Essex Miniatures
An extensive range across many periods: old company with an old series of sculpts. Whilst they don't cover the Crimean War they do have suitable figures from their Russian Napoleonic range. They are simplistic sculpts in comparison to modern styles and in my opinion the poor paint-jobs for their on-line shop doesn't help sell these figures at all. I have experience with Essex Miniatures and find them a solid product which paint up well.


Two lancer variations are offered with a sword wielding third amongst the range. They give a fair representation of the papakha (headdress) minus the pom-pom or plume. The trouser may require extending to the heel for our period but the tunic is about the right length. Reposing these figures is easy given the malleability of their particular white metal alloy. Some modest filing and a bit of putty should take care of most requirements including absenting those misplaced stirrups! Certainly these chaps would make a worthy addition to the irregular ranks of a Don Cossack sotnya.

Perry Miniatures
Always a sought after addition to any 28mm army, we are fortunate that they offer a range of Napoleonic Wars Cossacks, some of which fit the bill nicely.
RN43 Ataman Cossack with Command
Their Ataman Cossack figures are pretty well spot on for the Don Cossacks wearing an oilskin cover cap in lieu of their papakha. Their coats are perhaps a tad long and yet another depiction with stirrups makes me question have I misread something?
RN44 Ataman Cossack winter dress

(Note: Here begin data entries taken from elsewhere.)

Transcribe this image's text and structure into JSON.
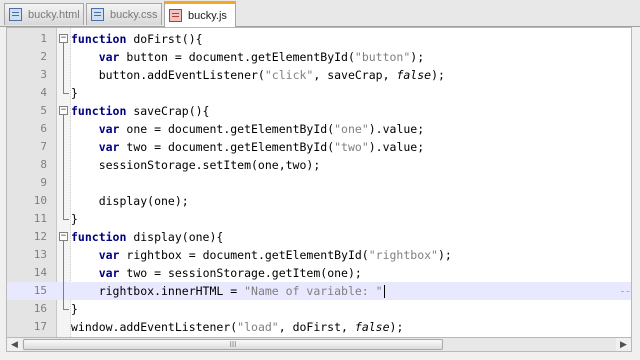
{
  "tabs": [
    {
      "label": "bucky.html",
      "active": false
    },
    {
      "label": "bucky.css",
      "active": false
    },
    {
      "label": "bucky.js",
      "active": true
    }
  ],
  "editor": {
    "lines": [
      {
        "n": "1",
        "t": "function doFirst(){"
      },
      {
        "n": "2",
        "t": "    var button = document.getElementById(\"button\");"
      },
      {
        "n": "3",
        "t": "    button.addEventListener(\"click\", saveCrap, false);"
      },
      {
        "n": "4",
        "t": "}"
      },
      {
        "n": "5",
        "t": "function saveCrap(){"
      },
      {
        "n": "6",
        "t": "    var one = document.getElementById(\"one\").value;"
      },
      {
        "n": "7",
        "t": "    var two = document.getElementById(\"two\").value;"
      },
      {
        "n": "8",
        "t": "    sessionStorage.setItem(one,two);"
      },
      {
        "n": "9",
        "t": ""
      },
      {
        "n": "10",
        "t": "    display(one);"
      },
      {
        "n": "11",
        "t": "}"
      },
      {
        "n": "12",
        "t": "function display(one){"
      },
      {
        "n": "13",
        "t": "    var rightbox = document.getElementById(\"rightbox\");"
      },
      {
        "n": "14",
        "t": "    var two = sessionStorage.getItem(one);"
      },
      {
        "n": "15",
        "t": "    rightbox.innerHTML = \"Name of variable: \""
      },
      {
        "n": "16",
        "t": "}"
      },
      {
        "n": "17",
        "t": "window.addEventListener(\"load\", doFirst, false);"
      }
    ],
    "current_line": 15
  },
  "scrollbar": {
    "thumb_grip": "III",
    "left_arrow": "◀",
    "right_arrow": "▶"
  }
}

I believe these figures will fit well for any Don Cossack cavalry of the 54th regiment or above (see my previous research posting on the Don Cossack cavalry). Of course, Perry's do a good variety of wonderfully animated poses.
RN40 Don Cossack Command
Their Don Cossack Command also fits nicely with the unadorned papakha in evidence. I doubt very much if specifically sculpted Cossacks for the Crimean War could be much more fit for purpose.
RN47 Cossacks Skirmishing

Whilst the centre figure is close within their skirmishing pack, they do not provide us with the Caucases fur cap for the Cossack regiments up to and including the 54th regiment. At this time, no one does that I've found.

Great War Miniatures
My favourite range for my Balaclava Build has yet to add to their Russians and include Cossacks. The only option is to brand their light cavalry in caps as Cossacks. Sometimes portrayed as wearing such in illustrations of the Crimean War, this may have been opted for but there is little evidence to confirm this mode of dress. It is certainly the approach adopted by Wargames Foundry (above). If confirmed, the Great War Miniatures sculpts would require removal of the sabre guard and the replacement of at least some sabres with a lance. Of course, some headdresses might be replaced with putty oilskin caps, modelling of uncovered  papakha or the Caucasian fur caps if you're up to the challenge. All in all, it would take some effort to turn these line cavalry figures into Cossacks.

So, as far as I am aware, this is our lot. I am near to deciding on my approach for the 53rd Cossacks. Whilst yet to commit, it will most probably be a mixture of the above. Either way, I will have a lot of hat building to do.

1 comment:

  1. Nice review - the thing about Cossacks is they can be used throughout a wide range of periods/wars - they have that "timeless" look about them :)!